Man Rules Own 'Country' Near Dayton

MOLOSSIA (KRNV & -- Have you ever thought about ruling your own country? One Nevada man did and he's using a 1.3 acre lot as his creativity playground. Jen Wahl documents her travels.

In the days preparing for and leading up to my one hour journey from Reno to Molossia, a micronation near Dayton, I wondered...

Would my visit be peaceful? Would I be met with hostility? Would his excellency allow a foreigner such as myself cross the border?

Once safely inside the republic, I immediately learned spinach and onions are a few banned items. And Kelly Clarkson has a personal invite from the president himself.

President Kevin Baugh's Molossia first started as a project between two friends in the mid-1970s. Now, it's a small micronation known around the world.

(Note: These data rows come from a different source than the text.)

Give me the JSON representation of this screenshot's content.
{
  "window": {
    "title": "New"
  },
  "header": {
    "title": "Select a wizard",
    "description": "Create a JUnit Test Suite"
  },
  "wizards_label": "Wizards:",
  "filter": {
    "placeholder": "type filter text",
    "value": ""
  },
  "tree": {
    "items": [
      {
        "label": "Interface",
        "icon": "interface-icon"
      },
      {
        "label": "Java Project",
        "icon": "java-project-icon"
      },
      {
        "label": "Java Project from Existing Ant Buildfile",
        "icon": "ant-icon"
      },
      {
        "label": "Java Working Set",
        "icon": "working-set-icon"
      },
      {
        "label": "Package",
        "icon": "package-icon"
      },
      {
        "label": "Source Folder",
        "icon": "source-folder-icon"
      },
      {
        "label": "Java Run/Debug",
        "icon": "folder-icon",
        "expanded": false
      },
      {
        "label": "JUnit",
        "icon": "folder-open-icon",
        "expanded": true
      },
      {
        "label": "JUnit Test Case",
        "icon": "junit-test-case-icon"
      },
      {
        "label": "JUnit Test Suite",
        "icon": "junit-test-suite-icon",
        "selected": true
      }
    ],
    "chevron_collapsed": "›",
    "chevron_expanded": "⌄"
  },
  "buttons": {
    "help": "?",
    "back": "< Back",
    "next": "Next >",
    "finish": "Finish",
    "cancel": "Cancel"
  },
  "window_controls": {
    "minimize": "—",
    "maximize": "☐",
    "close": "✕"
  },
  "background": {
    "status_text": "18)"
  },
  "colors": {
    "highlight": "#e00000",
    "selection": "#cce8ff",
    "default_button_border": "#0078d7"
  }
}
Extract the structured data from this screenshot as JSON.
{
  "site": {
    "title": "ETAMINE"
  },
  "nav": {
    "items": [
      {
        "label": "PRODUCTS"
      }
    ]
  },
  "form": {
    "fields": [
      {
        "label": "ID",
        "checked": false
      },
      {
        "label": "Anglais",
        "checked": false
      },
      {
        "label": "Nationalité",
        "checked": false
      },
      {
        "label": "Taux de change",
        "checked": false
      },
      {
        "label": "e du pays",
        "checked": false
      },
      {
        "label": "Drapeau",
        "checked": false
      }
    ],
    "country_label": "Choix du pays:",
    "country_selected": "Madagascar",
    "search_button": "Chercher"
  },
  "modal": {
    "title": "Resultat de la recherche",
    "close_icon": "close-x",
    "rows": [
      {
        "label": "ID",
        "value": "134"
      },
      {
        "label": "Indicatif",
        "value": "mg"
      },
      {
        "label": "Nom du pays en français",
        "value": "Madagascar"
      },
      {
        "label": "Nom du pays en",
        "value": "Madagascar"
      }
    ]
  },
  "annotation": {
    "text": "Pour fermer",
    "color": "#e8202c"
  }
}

"We obtained property here in 1998," Baugh said. "So it was just a natural thing to raise the flag and declare our own country."

Even though the nation is recognized more as a tongue-in-cheek democracy, the blue, white and green still flies proudly over the self-declared republic today.

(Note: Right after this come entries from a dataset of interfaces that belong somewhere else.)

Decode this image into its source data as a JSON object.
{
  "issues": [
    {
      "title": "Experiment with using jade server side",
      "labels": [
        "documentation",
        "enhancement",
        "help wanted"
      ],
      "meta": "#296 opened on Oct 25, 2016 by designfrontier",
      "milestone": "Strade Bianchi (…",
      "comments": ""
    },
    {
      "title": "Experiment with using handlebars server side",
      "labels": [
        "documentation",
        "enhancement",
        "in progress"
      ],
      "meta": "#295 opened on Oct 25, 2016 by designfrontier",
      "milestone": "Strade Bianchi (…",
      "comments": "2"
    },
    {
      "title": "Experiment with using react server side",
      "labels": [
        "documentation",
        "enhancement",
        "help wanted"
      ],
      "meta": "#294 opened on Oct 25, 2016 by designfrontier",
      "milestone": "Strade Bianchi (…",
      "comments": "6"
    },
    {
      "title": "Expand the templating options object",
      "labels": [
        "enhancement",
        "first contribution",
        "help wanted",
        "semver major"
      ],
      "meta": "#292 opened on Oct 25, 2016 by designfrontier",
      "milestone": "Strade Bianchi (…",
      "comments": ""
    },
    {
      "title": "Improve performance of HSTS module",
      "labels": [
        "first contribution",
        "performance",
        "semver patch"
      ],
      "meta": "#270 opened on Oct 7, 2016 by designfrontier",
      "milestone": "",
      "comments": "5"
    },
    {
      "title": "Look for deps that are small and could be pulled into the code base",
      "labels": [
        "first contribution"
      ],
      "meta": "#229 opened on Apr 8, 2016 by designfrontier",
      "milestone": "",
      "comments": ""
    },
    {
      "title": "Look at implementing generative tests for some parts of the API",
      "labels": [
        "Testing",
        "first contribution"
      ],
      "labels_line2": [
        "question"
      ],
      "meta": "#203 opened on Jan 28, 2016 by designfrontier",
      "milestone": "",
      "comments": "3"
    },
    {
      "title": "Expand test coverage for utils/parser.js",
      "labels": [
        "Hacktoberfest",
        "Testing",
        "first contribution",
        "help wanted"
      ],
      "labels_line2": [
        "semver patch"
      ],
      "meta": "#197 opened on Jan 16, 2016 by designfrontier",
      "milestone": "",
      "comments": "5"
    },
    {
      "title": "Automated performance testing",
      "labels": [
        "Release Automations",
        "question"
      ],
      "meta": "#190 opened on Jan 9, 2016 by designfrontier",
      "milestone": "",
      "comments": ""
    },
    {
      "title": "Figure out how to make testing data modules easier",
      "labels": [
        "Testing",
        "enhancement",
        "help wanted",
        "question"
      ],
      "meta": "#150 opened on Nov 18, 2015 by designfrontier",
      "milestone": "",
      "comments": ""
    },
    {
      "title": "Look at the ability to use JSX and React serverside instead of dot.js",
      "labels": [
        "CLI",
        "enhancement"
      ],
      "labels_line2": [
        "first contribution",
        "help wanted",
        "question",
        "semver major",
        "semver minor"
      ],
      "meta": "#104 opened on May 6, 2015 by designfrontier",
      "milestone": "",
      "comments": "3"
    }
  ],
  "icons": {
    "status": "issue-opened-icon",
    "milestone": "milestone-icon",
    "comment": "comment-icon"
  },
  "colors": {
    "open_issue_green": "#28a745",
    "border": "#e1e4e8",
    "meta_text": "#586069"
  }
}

"We have our own stamps, our own money, customs, flag, coat of arms," Baugh said. "Everything a bigger country has, we have right here in a smaller package."

It's a glimpse into a piece of President Kevin Baugh's imagination, living in the middle of Northern Nevada. While the US Government doesn't take the ruling seriously, Baugh's homeland is no joke.

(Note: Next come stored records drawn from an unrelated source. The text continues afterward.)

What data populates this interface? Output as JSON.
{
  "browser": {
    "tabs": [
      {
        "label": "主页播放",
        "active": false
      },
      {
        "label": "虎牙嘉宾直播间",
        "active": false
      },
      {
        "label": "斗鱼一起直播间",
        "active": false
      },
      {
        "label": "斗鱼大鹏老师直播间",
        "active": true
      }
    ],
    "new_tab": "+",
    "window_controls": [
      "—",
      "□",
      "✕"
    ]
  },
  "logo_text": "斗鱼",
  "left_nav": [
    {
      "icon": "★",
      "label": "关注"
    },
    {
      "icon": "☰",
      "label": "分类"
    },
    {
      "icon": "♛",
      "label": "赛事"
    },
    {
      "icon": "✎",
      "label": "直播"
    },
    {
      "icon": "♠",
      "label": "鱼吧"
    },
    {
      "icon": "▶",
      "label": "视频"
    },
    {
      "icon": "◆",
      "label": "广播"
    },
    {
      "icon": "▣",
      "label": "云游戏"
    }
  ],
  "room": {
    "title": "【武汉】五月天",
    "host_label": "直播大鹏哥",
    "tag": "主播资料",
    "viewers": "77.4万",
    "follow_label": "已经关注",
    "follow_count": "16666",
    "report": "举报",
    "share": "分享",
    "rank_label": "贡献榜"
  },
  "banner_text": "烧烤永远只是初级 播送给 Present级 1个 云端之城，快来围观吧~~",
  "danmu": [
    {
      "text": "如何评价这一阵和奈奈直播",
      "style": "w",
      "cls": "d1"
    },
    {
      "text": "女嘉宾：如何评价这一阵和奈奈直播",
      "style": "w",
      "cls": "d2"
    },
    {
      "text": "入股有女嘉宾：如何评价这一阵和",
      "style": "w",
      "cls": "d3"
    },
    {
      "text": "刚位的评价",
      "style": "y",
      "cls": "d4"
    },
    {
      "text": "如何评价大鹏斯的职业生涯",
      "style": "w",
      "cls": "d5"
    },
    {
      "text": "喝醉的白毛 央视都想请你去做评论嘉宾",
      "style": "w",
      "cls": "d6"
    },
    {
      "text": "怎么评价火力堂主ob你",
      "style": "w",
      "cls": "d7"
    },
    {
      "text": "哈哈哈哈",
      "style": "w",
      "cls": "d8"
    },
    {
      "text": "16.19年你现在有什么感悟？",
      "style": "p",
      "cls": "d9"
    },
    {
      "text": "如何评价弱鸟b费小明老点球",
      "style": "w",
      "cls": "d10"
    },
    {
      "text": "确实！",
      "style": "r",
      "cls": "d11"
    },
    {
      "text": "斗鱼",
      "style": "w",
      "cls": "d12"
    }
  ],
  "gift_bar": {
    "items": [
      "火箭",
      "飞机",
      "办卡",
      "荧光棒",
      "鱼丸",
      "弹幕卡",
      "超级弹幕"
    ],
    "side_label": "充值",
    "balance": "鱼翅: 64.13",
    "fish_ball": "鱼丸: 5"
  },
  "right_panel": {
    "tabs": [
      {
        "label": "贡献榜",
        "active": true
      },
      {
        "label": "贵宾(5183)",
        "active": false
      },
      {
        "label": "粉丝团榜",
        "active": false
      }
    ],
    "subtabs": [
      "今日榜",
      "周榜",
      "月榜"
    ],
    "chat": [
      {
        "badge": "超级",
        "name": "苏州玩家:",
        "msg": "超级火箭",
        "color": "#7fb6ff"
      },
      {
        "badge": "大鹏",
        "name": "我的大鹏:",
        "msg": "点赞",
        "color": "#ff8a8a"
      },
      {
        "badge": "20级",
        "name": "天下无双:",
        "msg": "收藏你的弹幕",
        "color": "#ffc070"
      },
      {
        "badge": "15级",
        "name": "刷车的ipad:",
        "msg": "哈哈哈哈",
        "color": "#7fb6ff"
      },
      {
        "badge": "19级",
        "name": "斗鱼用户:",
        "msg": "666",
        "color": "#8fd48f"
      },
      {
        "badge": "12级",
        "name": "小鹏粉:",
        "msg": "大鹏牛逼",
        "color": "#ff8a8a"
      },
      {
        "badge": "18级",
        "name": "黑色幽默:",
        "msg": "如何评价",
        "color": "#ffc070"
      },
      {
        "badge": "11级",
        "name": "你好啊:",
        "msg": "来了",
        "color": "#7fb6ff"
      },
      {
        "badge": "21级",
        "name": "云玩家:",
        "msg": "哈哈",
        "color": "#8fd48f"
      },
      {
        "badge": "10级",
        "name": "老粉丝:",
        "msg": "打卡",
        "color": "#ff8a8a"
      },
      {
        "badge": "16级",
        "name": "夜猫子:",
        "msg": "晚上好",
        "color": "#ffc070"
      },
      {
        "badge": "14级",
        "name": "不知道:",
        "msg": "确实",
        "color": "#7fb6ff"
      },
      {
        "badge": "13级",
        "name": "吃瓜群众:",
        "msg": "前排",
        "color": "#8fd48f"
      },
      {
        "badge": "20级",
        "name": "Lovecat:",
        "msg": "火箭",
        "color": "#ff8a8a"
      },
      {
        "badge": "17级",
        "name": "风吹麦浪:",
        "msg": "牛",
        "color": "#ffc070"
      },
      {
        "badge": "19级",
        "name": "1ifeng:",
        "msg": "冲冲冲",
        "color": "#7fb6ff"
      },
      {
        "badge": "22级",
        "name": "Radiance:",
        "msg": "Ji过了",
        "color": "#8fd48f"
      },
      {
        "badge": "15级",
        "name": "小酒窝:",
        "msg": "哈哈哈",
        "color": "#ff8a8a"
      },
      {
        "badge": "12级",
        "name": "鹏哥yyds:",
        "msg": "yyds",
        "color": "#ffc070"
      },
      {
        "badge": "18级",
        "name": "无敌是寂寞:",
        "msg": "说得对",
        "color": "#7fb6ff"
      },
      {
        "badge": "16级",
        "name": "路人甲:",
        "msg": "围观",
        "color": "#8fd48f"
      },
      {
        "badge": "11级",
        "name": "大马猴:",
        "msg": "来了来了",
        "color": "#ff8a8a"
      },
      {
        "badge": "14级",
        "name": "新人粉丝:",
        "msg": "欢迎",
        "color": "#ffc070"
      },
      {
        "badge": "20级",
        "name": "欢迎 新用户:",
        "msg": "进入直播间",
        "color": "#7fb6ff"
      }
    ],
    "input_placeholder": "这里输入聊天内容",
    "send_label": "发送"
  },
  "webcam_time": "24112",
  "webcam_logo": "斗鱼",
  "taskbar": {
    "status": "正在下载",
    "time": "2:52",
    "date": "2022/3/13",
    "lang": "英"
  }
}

"It's like this, you need to be prepared to put a lot of effort into it," he said. "A lot of time, certain amount of money and definitely a lot of blood, sweat and tears building buildings and establishing things and making it look like a real place."

A railroad winds through, alongside a space program and national monuments. The tiny nation claims victory over battles with names like Rattlesnake Rift. And his excellency can even explain the summer heat.

"The weather in Molossia is usually 70 degrees and sunny," he said. "But we're so close to the American border - all their bad weather blows in."

27 citizens, five with four-legs, occupy much of Baugh's regime.

Alexis Baugh, the president's daughter, spends time in the micronation too.

"We get to see new people almost every day," she said.

They're constituents he says are all worth fighting for.

"The war with East Germany - We are at war and probably will be at war forever with an uninhabited island off the coast of Cuba," he said. "Because there's no one to declare peace and no one to fight with, so the war goes on forever."

First Lady Adrianne Baugh stands behind the president's tough exterior.

"We hope that this could foster somebody else's creativity and imagination and to get you off the couch to do something," she said.

It's a national motto etched within every idea the fearless leader builds from the ground.

"Do something a little different with your time," he said. "Don't just be the same guy marching the same direction as everyone else, because you can do things to make a difference in the world."

So Baugh welcomes others into the hands of a new place, if you're willing to think outside the lines and pack your humor.